A six-year-old on an upward curve, his form with Silver Streak reads well now and he’s certainly earned his right to run in Grade 1 company for the first time since finishing down the field at Aintree as a juvenile.
While we know he stays further, he’ll be ridden positively and his efficient jumping will ask questions of his rivals. Tom Symonds has noted that he’d be worried about his tactical speed if the ground was on the quicker side, which would be a concern, but 20/1 looks a generous price given his progressive profile.
The Irish Challengers
Saint Roi (25/1) was an emphatic winner of last season’s County Hurdle and was fancied by many to progress into a Champion Hurdle contender this term, especially after his festival victory was franked by the Country Hurdle runner-up, Aramon. However, he has failed to build on his seasonal reappearance and was last seen finishing over 25 behind Honeysuckle when last seen. He looks to have plenty to prove at this stage although he does have time on his side.
Second to Shishkin in the Supreme, Abacadabras beat Saint Roi in the Morgiana before disappointing in the Matheson although he was found to have mucus in his lungs following the race. He bounced back in the Irish Champion Hurdle, shaping well behind Honeysuckle without ever threatening to land a blow. A stronger pace will suit this strong traveller and his Cheltenham form reads well, but he needs a career best to threaten the mares.
Sharjah (14/1) finished second in last year’s renewal and won the Matheson Hurdle over the festive period before disappointing at the Dublin Racing Festival. Classy on his day, his issue is his apparent lack of consistency, with a good run often being followed by an indifferent one.

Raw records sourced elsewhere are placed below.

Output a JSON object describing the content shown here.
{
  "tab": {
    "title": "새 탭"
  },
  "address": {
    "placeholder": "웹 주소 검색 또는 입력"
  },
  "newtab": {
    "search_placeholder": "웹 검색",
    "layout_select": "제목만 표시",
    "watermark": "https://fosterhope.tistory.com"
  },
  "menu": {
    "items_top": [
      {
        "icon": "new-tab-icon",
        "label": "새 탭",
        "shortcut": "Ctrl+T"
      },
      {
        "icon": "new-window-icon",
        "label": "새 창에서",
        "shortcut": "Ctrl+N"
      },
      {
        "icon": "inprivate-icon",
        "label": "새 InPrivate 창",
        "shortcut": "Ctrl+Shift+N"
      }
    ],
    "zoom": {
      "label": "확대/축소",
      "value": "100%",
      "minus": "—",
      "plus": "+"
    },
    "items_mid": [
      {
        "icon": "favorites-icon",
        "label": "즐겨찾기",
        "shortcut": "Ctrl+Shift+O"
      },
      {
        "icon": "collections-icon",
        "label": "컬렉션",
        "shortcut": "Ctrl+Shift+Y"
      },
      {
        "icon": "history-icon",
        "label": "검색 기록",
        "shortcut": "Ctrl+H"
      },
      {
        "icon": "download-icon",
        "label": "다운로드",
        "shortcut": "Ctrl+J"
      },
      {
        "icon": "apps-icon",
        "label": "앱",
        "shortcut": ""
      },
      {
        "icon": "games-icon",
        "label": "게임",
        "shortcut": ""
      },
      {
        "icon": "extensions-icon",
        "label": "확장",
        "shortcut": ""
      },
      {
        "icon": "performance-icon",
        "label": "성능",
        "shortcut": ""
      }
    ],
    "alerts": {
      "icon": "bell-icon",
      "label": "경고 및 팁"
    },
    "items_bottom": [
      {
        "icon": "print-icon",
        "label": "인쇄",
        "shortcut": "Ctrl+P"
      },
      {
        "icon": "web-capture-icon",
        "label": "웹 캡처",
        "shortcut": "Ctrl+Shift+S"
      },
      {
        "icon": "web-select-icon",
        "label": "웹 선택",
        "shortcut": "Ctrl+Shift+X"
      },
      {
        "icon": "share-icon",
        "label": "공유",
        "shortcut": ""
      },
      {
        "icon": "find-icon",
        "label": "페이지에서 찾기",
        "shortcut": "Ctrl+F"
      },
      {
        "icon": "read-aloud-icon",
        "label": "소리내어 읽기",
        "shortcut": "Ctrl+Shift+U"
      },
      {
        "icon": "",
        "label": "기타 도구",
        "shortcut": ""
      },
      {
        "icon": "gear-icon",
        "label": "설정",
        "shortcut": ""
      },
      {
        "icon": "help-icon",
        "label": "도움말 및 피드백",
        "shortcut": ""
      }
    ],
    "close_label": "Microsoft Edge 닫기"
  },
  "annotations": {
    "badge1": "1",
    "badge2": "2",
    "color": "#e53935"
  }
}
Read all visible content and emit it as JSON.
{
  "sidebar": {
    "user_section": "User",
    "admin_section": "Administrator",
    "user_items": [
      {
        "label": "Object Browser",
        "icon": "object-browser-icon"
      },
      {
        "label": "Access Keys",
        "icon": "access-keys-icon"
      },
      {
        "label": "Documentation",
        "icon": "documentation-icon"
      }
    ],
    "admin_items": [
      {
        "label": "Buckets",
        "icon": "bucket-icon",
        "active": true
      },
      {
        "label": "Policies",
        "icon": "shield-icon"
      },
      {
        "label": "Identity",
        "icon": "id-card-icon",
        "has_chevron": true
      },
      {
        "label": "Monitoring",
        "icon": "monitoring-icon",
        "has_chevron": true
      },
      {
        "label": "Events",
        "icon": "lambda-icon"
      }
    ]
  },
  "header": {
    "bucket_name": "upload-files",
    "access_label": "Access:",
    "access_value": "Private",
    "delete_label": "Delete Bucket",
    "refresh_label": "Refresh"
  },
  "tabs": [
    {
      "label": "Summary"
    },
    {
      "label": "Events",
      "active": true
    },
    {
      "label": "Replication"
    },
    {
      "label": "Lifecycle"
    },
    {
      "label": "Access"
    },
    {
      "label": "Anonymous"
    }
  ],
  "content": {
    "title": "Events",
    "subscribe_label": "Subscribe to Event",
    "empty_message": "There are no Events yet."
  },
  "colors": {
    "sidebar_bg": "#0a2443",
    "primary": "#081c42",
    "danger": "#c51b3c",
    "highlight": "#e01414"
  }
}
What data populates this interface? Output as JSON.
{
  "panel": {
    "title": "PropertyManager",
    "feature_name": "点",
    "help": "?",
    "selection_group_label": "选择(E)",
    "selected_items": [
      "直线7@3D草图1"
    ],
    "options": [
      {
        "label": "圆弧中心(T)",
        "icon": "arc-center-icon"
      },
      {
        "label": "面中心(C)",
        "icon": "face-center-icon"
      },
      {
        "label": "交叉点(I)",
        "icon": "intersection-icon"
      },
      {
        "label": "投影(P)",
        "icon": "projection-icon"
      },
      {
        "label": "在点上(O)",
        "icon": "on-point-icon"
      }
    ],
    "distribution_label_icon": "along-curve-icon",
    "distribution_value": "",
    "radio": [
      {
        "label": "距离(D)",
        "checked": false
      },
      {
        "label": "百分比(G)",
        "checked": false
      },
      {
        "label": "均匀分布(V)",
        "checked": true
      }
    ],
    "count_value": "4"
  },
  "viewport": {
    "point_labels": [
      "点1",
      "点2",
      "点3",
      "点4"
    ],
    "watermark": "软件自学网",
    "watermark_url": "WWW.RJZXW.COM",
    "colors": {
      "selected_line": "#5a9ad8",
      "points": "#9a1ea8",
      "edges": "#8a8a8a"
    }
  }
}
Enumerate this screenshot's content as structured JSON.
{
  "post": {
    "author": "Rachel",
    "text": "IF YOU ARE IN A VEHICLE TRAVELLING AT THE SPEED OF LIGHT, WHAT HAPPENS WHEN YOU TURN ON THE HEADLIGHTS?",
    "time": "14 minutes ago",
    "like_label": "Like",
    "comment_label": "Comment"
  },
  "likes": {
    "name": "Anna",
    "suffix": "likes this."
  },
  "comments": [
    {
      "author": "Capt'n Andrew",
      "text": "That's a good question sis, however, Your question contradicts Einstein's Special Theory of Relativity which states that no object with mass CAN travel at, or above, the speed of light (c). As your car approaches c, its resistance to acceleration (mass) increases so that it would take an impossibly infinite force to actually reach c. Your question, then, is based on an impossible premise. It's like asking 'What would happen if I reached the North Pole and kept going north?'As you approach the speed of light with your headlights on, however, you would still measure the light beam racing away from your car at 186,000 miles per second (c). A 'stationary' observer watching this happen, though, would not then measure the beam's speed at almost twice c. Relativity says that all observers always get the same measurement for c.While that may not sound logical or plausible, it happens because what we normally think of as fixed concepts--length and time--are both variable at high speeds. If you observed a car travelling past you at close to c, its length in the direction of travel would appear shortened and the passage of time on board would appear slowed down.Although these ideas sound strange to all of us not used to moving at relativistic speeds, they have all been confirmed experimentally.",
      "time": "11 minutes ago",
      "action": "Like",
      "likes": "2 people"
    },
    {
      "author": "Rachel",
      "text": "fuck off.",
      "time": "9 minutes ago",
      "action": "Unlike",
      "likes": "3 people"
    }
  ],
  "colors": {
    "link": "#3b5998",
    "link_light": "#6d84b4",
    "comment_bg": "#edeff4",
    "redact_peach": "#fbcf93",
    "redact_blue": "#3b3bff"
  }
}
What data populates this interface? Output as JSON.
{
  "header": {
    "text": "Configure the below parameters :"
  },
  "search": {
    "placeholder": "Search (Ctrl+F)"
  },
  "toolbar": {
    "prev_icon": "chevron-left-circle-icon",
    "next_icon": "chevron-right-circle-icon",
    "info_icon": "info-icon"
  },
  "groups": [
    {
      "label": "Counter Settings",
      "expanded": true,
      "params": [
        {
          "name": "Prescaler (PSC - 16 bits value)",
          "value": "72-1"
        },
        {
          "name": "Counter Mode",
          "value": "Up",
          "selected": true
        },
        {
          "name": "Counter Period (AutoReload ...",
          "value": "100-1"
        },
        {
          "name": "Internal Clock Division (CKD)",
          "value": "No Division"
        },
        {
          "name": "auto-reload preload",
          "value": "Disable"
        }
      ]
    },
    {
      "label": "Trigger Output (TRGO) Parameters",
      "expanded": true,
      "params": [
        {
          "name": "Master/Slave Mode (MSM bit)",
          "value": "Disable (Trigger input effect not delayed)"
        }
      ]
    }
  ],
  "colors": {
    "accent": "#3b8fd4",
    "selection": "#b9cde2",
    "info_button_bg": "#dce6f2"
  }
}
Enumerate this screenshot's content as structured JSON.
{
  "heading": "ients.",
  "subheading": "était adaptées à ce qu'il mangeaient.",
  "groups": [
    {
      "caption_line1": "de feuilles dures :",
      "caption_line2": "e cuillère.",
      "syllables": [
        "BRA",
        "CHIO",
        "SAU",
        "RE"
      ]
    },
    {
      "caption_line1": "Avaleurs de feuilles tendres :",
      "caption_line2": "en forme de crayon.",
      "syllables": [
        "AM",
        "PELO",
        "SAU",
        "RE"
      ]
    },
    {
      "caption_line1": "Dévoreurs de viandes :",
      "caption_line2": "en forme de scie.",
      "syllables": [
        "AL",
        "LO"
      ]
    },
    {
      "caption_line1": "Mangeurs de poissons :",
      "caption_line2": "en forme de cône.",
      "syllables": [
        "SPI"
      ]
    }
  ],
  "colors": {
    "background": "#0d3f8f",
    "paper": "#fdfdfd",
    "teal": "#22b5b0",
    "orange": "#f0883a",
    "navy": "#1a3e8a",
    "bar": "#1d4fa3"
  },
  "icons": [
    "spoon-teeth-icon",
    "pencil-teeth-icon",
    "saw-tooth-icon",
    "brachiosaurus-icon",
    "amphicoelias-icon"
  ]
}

Mullins and the Ricci’s also have Saldier (66/1); a talented horse who’s only had three starts since 2019. Despite strong vibes from the yard prior to his run in the Irish Champion Hurdle, he was bitterly disappointing and never looked like winning. He has plenty to prove at this stage.
Henry De Bromhead opted to swerve the Dublin Racing Festival with Aspire Tower. Second in the Triumph, he has fared better than many ex-juveniles have in their first season in open company; beating Abacadabras in the WKD hurdle, albeit in receipt of 6lbs which he won’t get in March, before finishing second to Sharjah in the Matheson. There have been three five-year-old winners since 1985, but 105 have tried in that time and their overall record is poor. He likes to race prominently but there are plenty of others in here that do too, and Aspire Tower is prone to make jumping errors.
Champion Hurdle Big-Race Verdict
A fascinating clash between two top-class mares. Epatante needs to bounce back from her below-par run at Christmas but she’s in the right hands to do so.
However, preference is for Honeysuckle who could not have been more impressive at the Dublin Racing Festival and is yet to taste defeat under rules. At this stage, she has less to prove than the incumbent champion although a Champion Hurdle on good to soft ground would be her toughest test to date. The geldings have it all to do in conceding 7lbs to two superstar mares, but Song For Someone appeals most at an each-way price given his progression through the ranks.